= TASK STATEMENT =
Output the entries underneath exactly as they are.

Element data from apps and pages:
= Beginning of Section =

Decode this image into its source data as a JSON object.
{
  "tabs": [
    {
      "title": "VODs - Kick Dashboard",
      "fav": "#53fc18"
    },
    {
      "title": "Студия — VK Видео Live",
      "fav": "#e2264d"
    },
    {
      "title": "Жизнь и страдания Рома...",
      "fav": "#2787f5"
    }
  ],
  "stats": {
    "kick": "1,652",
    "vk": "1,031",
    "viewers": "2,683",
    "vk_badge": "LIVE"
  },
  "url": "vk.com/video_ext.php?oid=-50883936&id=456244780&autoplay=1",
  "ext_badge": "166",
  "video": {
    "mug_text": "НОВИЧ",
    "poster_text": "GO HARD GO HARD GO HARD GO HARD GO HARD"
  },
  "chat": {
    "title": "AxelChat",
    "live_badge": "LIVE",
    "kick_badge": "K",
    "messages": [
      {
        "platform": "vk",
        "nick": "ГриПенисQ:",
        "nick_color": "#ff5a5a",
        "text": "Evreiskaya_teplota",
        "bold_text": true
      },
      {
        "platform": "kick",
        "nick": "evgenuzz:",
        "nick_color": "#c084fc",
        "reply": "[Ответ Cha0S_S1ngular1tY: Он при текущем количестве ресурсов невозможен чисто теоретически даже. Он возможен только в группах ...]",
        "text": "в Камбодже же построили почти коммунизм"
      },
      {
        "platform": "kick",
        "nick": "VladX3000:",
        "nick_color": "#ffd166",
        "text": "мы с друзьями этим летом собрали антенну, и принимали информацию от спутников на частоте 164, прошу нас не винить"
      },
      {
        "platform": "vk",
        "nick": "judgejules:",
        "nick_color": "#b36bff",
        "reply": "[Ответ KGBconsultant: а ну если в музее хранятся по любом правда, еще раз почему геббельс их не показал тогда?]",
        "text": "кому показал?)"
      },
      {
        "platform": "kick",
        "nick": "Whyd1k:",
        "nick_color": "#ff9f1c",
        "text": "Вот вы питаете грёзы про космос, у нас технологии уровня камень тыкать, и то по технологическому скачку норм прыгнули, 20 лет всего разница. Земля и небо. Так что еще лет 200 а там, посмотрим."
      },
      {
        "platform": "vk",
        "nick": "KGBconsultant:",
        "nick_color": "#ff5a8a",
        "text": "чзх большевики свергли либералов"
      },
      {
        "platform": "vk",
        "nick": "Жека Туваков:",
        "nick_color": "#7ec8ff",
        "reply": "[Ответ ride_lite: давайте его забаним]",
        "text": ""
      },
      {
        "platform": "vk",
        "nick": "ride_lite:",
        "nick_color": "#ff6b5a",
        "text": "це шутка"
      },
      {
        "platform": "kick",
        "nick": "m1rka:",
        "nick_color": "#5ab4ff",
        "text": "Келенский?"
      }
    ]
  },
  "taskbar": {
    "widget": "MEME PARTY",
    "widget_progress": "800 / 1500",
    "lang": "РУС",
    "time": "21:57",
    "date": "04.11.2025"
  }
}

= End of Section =

= RESPONSE TO THE EXERCISE =
Decode this image into its source data as a JSON object.
{
  "tabs": [
    {
      "title": "VODs - Kick Dashboard",
      "fav": "#53fc18"
    },
    {
      "title": "Студия — VK Видео Live",
      "fav": "#e2264d"
    },
    {
      "title": "Жизнь и страдания Рома...",
      "fav": "#2787f5"
    }
  ],
  "stats": {
    "kick": "1,652",
    "vk": "1,031",
    "viewers": "2,683",
    "vk_badge": "LIVE"
  },
  "url": "vk.com/video_ext.php?oid=-50883936&id=456244780&autoplay=1",
  "ext_badge": "166",
  "video": {
    "mug_text": "НОВИЧ",
    "poster_text": "GO HARD GO HARD GO HARD GO HARD GO HARD"
  },
  "chat": {
    "title": "AxelChat",
    "live_badge": "LIVE",
    "kick_badge": "K",
    "messages": [
      {
        "platform": "vk",
        "nick": "ГриПенисQ:",
        "nick_color": "#ff5a5a",
        "text": "Evreiskaya_teplota",
        "bold_text": true
      },
      {
        "platform": "kick",
        "nick": "evgenuzz:",
        "nick_color": "#c084fc",
        "reply": "[Ответ Cha0S_S1ngular1tY: Он при текущем количестве ресурсов невозможен чисто теоретически даже. Он возможен только в группах ...]",
        "text": "в Камбодже же построили почти коммунизм"
      },
      {
        "platform": "kick",
        "nick": "VladX3000:",
        "nick_color": "#ffd166",
        "text": "мы с друзьями этим летом собрали антенну, и принимали информацию от спутников на частоте 164, прошу нас не винить"
      },
      {
        "platform": "vk",
        "nick": "judgejules:",
        "nick_color": "#b36bff",
        "reply": "[Ответ KGBconsultant: а ну если в музее хранятся по любом правда, еще раз почему геббельс их не показал тогда?]",
        "text": "кому показал?)"
      },
      {
        "platform": "kick",
        "nick": "Whyd1k:",
        "nick_color": "#ff9f1c",
        "text": "Вот вы питаете грёзы про космос, у нас технологии уровня камень тыкать, и то по технологическому скачку норм прыгнули, 20 лет всего разница. Земля и небо. Так что еще лет 200 а там, посмотрим."
      },
      {
        "platform": "vk",
        "nick": "KGBconsultant:",
        "nick_color": "#ff5a8a",
        "text": "чзх большевики свергли либералов"
      },
      {
        "platform": "vk",
        "nick": "Жека Туваков:",
        "nick_color": "#7ec8ff",
        "reply": "[Ответ ride_lite: давайте его забаним]",
        "text": ""
      },
      {
        "platform": "vk",
        "nick": "ride_lite:",
        "nick_color": "#ff6b5a",
        "text": "це шутка"
      },
      {
        "platform": "kick",
        "nick": "m1rka:",
        "nick_color": "#5ab4ff",
        "text": "Келенский?"
      }
    ]
  },
  "taskbar": {
    "widget": "MEME PARTY",
    "widget_progress": "800 / 1500",
    "lang": "РУС",
    "time": "21:57",
    "date": "04.11.2025"
  }
}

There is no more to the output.